## WHAT NEEDS TO BE DONE
State, as a number alone, how many lines of the data contain the string "icon".

## EXERCISE DATA

[Start of section]

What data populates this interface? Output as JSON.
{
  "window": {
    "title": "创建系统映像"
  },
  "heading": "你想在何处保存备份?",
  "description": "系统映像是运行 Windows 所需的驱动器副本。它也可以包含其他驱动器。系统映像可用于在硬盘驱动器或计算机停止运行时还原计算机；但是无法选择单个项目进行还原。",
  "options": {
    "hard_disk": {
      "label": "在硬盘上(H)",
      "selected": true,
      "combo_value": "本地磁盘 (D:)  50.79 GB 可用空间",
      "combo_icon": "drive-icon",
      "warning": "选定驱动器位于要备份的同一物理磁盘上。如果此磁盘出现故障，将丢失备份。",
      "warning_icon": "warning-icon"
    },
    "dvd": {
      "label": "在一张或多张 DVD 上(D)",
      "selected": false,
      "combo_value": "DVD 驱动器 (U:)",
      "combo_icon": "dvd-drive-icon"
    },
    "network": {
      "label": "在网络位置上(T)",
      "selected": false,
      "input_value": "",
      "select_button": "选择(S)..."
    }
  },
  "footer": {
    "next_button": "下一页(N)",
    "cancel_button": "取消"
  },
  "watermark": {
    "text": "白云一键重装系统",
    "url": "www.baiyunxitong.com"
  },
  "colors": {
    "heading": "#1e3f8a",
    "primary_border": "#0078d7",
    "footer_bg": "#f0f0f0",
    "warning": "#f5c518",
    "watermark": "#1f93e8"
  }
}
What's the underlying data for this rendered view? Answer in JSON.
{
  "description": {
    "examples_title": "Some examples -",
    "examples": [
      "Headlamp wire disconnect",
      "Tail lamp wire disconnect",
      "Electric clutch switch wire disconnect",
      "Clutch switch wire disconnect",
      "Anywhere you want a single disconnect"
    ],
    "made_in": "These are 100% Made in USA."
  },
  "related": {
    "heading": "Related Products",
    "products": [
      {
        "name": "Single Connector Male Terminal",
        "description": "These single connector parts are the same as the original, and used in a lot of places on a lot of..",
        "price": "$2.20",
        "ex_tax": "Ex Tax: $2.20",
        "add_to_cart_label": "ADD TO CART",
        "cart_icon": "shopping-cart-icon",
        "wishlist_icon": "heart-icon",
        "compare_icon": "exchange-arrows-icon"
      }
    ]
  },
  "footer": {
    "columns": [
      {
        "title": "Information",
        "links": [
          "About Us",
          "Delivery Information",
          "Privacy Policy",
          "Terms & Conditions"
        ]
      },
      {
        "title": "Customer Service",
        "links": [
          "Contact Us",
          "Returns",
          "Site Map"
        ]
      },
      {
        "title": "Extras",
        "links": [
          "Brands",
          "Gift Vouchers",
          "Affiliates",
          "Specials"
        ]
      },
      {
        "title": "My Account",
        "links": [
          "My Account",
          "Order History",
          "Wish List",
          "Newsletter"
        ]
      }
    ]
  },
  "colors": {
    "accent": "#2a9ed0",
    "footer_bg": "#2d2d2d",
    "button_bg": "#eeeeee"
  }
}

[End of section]

## ANSWER FOR THE TASK
6